"news, message". It was (first?) used by Henry Wadsworth Longfellow in his epic poem 'Evangeline' (1847). It also appears in Harriet Beecher Stowe's novel 'Uncle Tom's Cabin' (1852) as the full name of the character Eva.
From the Hebrew name חַוָּה (Chawwah)
, which was derived from the Hebrew word חָוָה (chawah)
meaning "to breathe" or the related word חָיָה (chayah)
meaning "to live". According to the Old Testament Book of Genesis, Eve and Adam
were the first humans. God created her from one of Adam's ribs to be his companion. At the urging of a serpent she ate the forbidden fruit and shared some with Adam, causing their expulsion from the Garden of Eden
EVELYNf & mEnglish, German
From an English surname which was derived from the given name AVELINE
. In the 17th century when it was first used as a given name it was more common for boys, but it is now regarded as mainly feminine due to association with the related name Evelina
EVRENm & fTurkish
Means "cosmos, the universe" in Turkish. In Turkic mythology the Evren is a gigantic snake-like dragon.
Simply from the English word faith
, ultimately from Latin fidere
"to trust". This was one of the virtue names adopted by the Puritans in the 17th century.
From an Irish surname which was derived from Ó Fallamhain
meaning "descendant of Fallamhan". The given name Fallamhan
meant "leader". It was popularized in the 1980s by a character on the soap opera 'Dynasty'.
From the English word fancy
which means either "like, love, inclination" or "ornamental". It is derived from Middle English fantasie
, which comes (via Norman French and Latin) from Greek φαινω (phaino)
"to show, to appear".
FANGf & mChinese
From Chinese 芳 (fāng)
meaning "fragrant, virtuous, beautiful" or other characters with a similar pronunciation.

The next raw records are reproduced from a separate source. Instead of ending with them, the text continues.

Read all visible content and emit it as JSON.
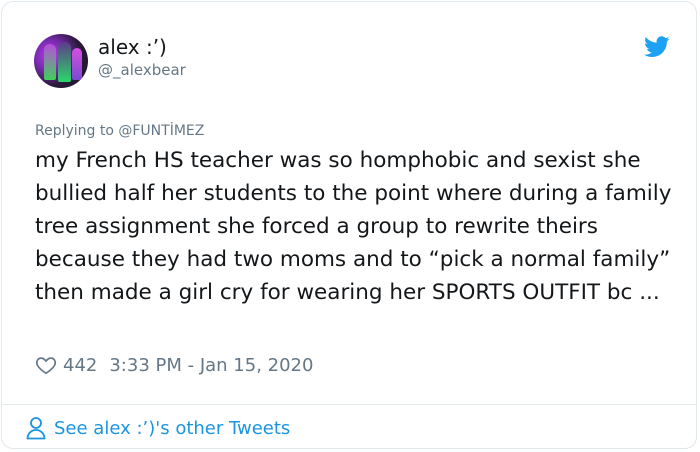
{
  "author": {
    "display_name": "alex :’)",
    "handle": "@_alexbear"
  },
  "icons": {
    "brand": "twitter-bird-icon",
    "like": "heart-icon",
    "profile": "person-icon"
  },
  "colors": {
    "brand_blue": "#1da1f2",
    "link_blue": "#1b95e0",
    "secondary_text": "#657786",
    "primary_text": "#14171a"
  },
  "tweet": {
    "replying_to": "Replying to @FUNTİMEZ",
    "text": "my French HS teacher was so homphobic and sexist she bullied half her students to the point where during a family tree assignment she forced a group to rewrite theirs because they had two moms and to “pick a normal family” then made a girl cry for wearing her SPORTS OUTFIT bc ...",
    "likes": "442",
    "timestamp": "3:33 PM - Jan 15, 2020"
  },
  "footer": {
    "see_more": "See alex :’)'s other Tweets"
  }
}
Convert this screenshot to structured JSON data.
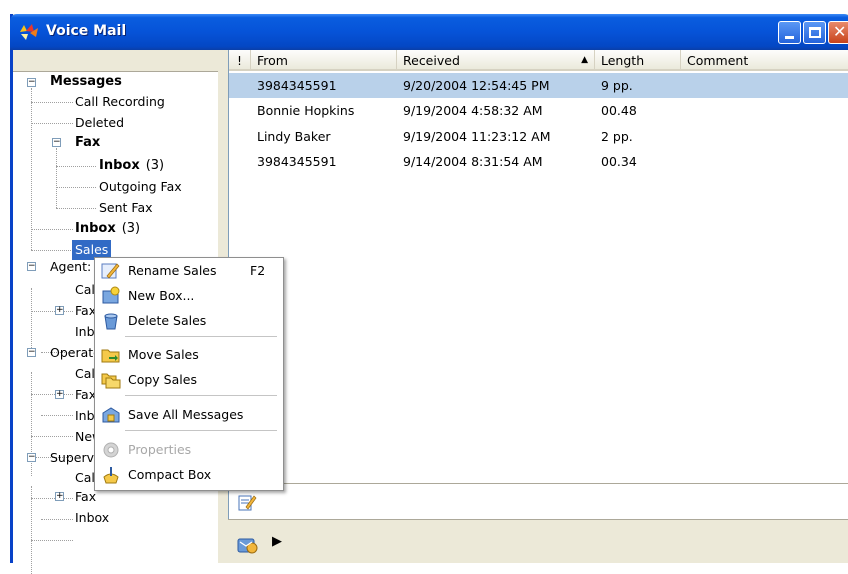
{
  "window": {
    "title": "Voice Mail"
  },
  "tree": {
    "messages": {
      "label": "Messages",
      "call_recording": "Call Recording",
      "deleted": "Deleted",
      "fax": {
        "label": "Fax",
        "inbox": "Inbox",
        "inbox_count": "(3)",
        "outgoing": "Outgoing Fax",
        "sent": "Sent Fax"
      },
      "inbox": "Inbox",
      "inbox_count": "(3)",
      "sales": "Sales"
    },
    "agent": {
      "label": "Agent: I",
      "call": "Call",
      "fax": "Fax",
      "inbox": "Inb"
    },
    "operator": {
      "label": "Operato",
      "call": "Call",
      "fax": "Fax",
      "inbox": "Inb",
      "new": "New"
    },
    "supervisor": {
      "label": "Supervi",
      "call": "Call",
      "fax": "Fax",
      "inbox": "Inbox"
    }
  },
  "list": {
    "columns": {
      "flag": "!",
      "from": "From",
      "received": "Received",
      "length": "Length",
      "comment": "Comment"
    },
    "rows": [
      {
        "from": "3984345591",
        "received": "9/20/2004 12:54:45 PM",
        "length": "9 pp.",
        "comment": ""
      },
      {
        "from": "Bonnie Hopkins",
        "received": "9/19/2004 4:58:32 AM",
        "length": "00.48",
        "comment": ""
      },
      {
        "from": "Lindy Baker",
        "received": "9/19/2004 11:23:12 AM",
        "length": "2 pp.",
        "comment": ""
      },
      {
        "from": "3984345591",
        "received": "9/14/2004 8:31:54 AM",
        "length": "00.34",
        "comment": ""
      }
    ]
  },
  "context_menu": {
    "rename": "Rename Sales",
    "rename_key": "F2",
    "new_box": "New Box...",
    "delete": "Delete Sales",
    "move": "Move Sales",
    "copy": "Copy Sales",
    "save_all": "Save All Messages",
    "properties": "Properties",
    "compact": "Compact Box"
  },
  "colors": {
    "titlebar": "#0653d8",
    "selection": "#316ac5",
    "row_highlight": "#b9d1ea"
  }
}
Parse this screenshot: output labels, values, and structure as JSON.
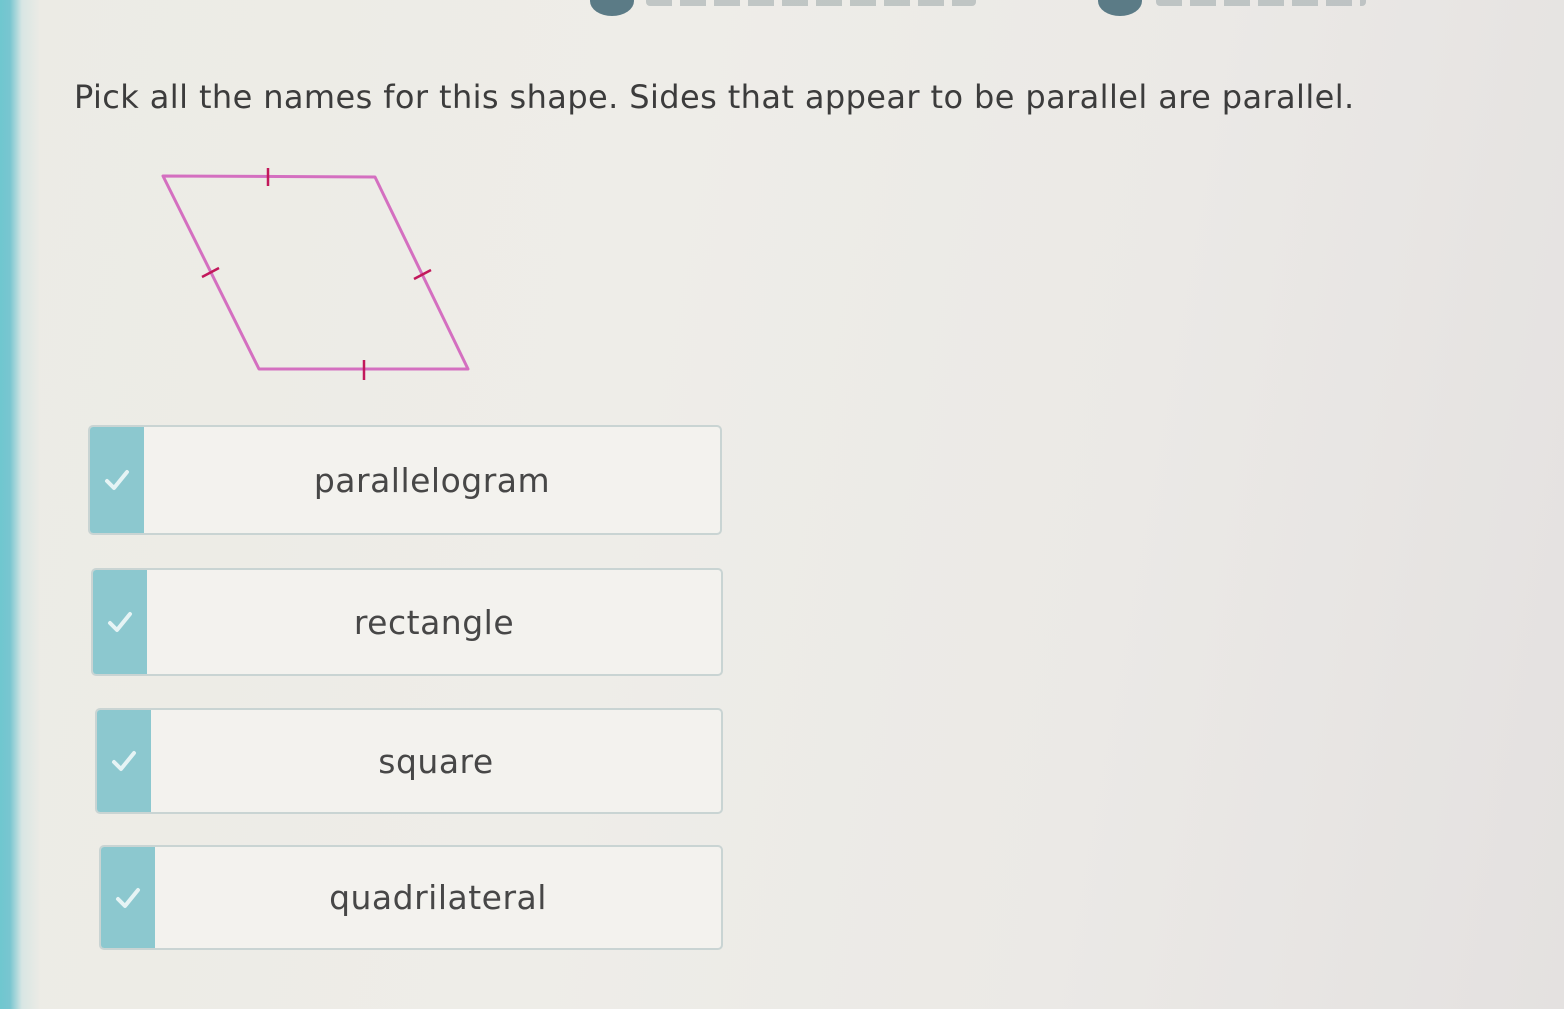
{
  "question": {
    "text": "Pick all the names for this shape. Sides that appear to be parallel are parallel."
  },
  "figure": {
    "shape": "rhombus",
    "stroke_color": "#d46fc0",
    "tick_color": "#c2185b"
  },
  "choices": [
    {
      "label": "parallelogram",
      "icon": "check-icon"
    },
    {
      "label": "rectangle",
      "icon": "check-icon"
    },
    {
      "label": "square",
      "icon": "check-icon"
    },
    {
      "label": "quadrilateral",
      "icon": "check-icon"
    }
  ],
  "colors": {
    "accent": "#8cc8cf",
    "check": "#e6f4f5"
  }
}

This name was used by Victor Hugo for the mother of Cosette in his novel 'Les Misérables' (1862). The name was given to her by a passerby who found the young orphan on the street. Hugo may have intended it to be a derivative of the French word enfant

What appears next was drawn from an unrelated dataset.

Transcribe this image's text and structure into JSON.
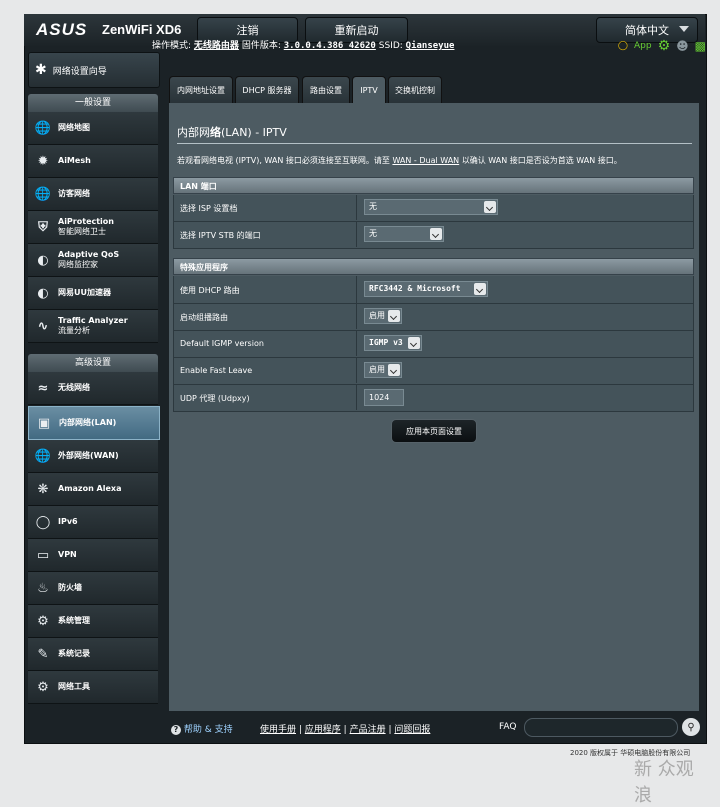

From the name of a town in Portugal, which is derived from the Arabic feminine name FATIMAH
, apparently after a Moorish princess who converted to Christianity during the Reconquista. The town became an important Christian pilgrimage center after 1917 when three local children reported witnessing repeated apparitions of the Virgin Mary
Feminine form of FAUNUS
. Fauna was a Roman goddess of fertility, women and healing, a daughter and companion of Faunus.
From the English word fawn
for a young deer.
Derived from Middle English faie
meaning "fairy", ultimately (via Old French) from Latin fata
meaning "the Fates". It appears in Geoffrey of Monmouth's Arthurian legends in the name of Morgan le Fay. It has been used as a given name since the 19th century. In some cases it may be used as a short form of FAITH
Means "turquoise (the gemstone)" in Arabic, ultimately of Persian origin.